Required work »
If a line in the data below contains "label", copy it.

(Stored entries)

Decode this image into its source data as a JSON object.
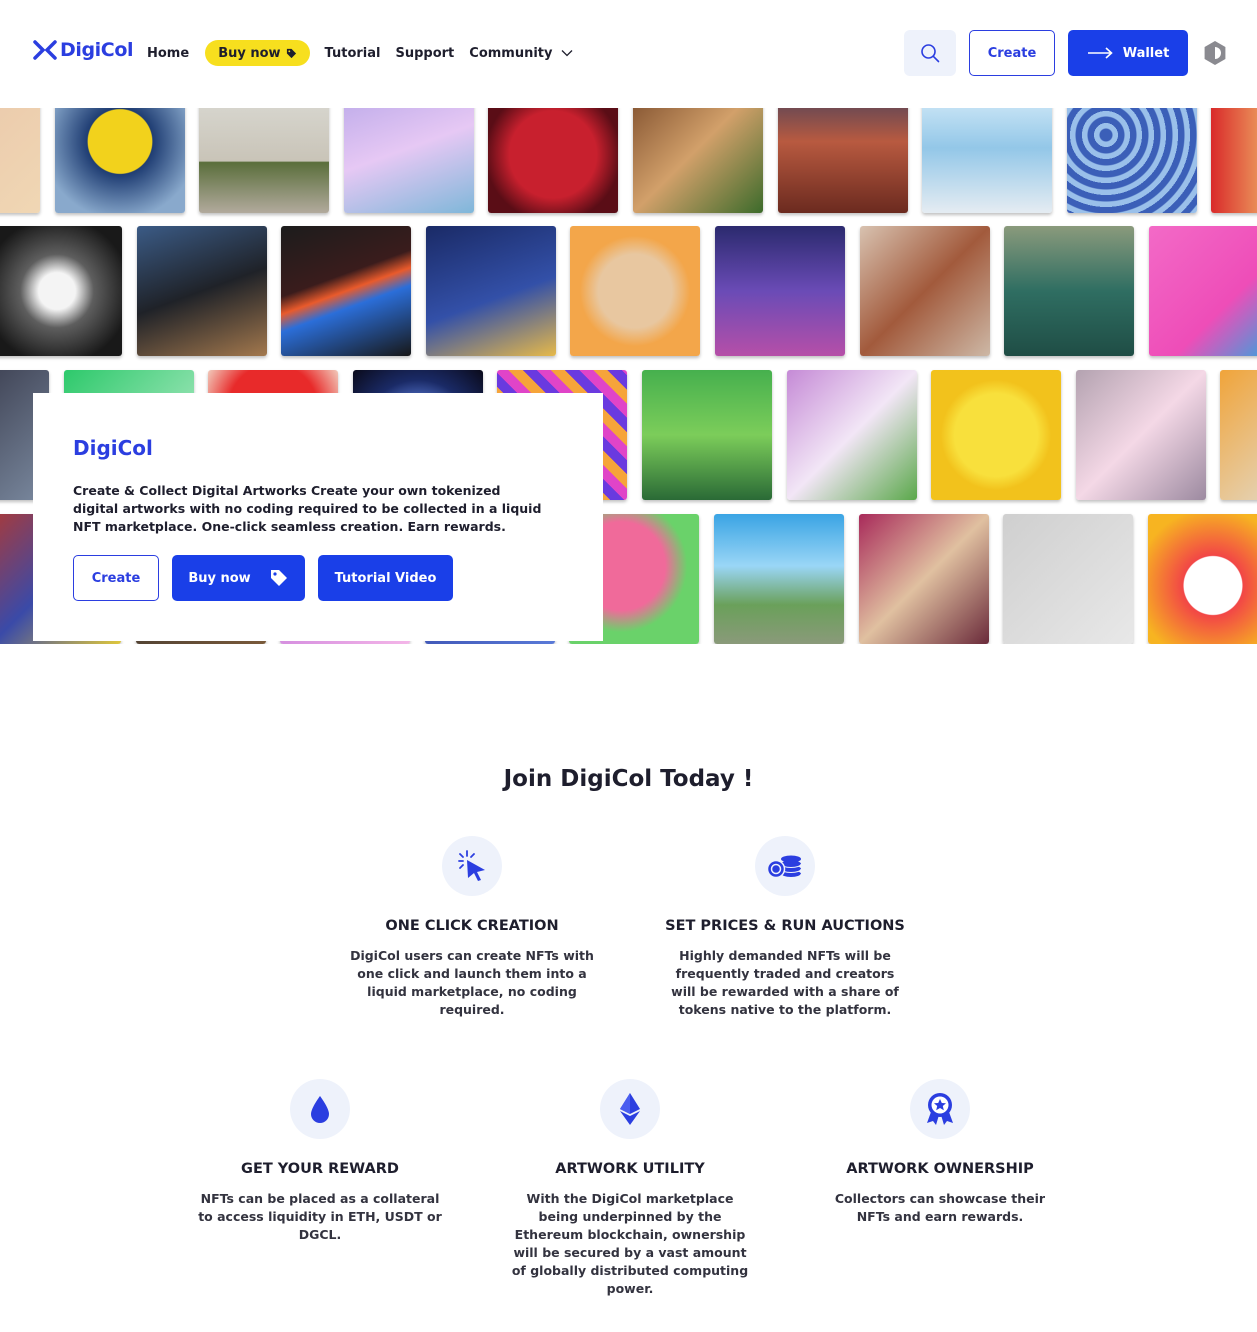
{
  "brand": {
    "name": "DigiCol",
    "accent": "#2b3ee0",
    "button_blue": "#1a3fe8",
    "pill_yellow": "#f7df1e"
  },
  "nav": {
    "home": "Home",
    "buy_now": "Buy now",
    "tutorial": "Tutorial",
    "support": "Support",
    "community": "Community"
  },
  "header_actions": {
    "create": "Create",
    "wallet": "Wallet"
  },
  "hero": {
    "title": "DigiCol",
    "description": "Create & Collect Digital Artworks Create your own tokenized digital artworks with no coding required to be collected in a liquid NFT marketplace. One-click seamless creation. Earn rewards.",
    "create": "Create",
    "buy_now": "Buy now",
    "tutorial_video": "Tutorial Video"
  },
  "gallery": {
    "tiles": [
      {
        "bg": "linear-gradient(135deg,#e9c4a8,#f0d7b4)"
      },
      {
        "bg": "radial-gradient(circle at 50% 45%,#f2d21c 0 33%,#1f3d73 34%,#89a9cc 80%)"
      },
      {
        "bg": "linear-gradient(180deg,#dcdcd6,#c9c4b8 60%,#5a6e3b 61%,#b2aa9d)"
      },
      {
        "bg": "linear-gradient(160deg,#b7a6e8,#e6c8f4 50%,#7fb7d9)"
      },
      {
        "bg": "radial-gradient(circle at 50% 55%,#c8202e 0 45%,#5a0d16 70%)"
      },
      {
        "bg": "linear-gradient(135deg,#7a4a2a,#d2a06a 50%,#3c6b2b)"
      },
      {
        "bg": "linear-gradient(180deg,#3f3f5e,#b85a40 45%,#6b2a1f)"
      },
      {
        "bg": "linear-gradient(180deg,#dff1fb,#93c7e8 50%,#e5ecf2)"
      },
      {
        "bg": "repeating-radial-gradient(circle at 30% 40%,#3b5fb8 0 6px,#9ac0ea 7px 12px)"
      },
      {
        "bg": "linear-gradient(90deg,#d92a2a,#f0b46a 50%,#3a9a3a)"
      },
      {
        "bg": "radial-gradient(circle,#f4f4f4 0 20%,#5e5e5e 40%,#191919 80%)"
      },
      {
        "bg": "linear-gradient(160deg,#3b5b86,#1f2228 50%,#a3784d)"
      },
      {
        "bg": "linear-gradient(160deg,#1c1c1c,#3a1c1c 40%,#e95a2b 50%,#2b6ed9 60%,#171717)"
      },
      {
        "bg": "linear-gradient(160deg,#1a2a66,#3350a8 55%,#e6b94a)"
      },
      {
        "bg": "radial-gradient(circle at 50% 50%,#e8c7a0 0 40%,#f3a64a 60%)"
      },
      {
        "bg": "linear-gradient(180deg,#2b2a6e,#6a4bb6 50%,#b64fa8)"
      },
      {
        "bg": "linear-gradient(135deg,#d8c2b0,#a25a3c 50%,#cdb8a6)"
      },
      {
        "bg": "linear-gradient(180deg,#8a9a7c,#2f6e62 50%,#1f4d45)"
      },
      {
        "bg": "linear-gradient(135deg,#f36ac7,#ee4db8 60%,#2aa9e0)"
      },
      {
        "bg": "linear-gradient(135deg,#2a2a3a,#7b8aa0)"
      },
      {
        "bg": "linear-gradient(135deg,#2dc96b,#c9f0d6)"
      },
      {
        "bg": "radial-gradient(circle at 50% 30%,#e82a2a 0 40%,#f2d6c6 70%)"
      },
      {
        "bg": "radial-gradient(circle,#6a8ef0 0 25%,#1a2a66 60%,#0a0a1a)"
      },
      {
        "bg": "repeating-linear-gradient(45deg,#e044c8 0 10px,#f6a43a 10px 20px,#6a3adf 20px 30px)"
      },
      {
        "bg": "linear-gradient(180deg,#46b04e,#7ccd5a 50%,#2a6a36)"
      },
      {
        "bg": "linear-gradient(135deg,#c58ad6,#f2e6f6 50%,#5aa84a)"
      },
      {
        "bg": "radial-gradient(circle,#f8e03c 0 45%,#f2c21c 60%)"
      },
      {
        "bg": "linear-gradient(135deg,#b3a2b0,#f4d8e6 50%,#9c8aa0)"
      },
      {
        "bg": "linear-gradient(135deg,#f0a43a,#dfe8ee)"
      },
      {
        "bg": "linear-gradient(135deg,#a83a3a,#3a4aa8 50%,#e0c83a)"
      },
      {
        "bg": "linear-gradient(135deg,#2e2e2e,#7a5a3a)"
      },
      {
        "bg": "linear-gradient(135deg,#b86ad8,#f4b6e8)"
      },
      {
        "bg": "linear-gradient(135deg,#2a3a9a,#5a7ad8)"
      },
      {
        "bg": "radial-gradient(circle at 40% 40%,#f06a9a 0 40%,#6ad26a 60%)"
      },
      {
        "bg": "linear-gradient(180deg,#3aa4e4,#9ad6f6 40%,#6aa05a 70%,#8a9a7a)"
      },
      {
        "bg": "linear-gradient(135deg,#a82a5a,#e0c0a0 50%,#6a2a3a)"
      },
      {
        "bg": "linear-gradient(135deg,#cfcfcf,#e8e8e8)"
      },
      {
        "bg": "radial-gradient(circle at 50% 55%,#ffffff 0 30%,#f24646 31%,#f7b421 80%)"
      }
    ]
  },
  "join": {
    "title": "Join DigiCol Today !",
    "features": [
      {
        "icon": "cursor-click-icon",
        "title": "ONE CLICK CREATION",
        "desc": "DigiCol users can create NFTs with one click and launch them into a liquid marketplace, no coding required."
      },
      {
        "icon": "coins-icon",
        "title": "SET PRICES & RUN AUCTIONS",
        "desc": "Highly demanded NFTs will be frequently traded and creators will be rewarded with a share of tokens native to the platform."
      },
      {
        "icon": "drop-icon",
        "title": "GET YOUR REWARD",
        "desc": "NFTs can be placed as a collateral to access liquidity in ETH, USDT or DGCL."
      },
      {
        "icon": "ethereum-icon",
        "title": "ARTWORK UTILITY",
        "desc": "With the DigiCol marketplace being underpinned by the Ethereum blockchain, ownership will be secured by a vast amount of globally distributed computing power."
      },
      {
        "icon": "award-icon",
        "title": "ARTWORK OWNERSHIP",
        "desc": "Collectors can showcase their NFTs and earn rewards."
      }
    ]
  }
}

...

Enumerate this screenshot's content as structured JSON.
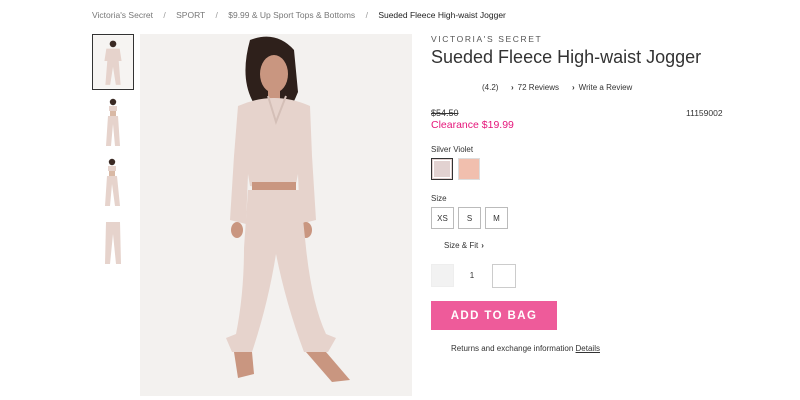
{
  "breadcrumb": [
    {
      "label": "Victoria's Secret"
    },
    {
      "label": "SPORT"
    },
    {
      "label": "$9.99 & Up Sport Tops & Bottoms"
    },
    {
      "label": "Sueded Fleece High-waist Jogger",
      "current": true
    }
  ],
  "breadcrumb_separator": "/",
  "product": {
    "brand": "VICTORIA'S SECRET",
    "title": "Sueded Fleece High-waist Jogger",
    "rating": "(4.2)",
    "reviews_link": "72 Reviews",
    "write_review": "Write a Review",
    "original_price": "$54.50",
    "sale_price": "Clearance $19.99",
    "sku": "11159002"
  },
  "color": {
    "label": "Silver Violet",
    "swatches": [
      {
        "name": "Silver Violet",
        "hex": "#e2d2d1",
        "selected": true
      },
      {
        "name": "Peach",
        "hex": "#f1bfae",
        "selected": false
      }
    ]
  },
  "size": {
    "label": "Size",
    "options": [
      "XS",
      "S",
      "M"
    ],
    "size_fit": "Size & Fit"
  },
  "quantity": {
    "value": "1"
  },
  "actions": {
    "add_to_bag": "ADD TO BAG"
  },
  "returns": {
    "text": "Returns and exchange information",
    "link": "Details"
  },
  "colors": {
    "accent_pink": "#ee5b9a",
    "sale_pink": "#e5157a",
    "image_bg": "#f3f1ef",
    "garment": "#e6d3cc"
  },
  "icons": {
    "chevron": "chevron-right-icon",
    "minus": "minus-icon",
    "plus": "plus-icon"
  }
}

Result »
      "label": "Victoria's Secret"
      "label": "SPORT"
      "label": "$9.99 & Up Sport Tops & Bottoms"
      "label": "Sueded Fleece High-waist Jogger",
    "label": "Silver Violet",
    "label": "Size",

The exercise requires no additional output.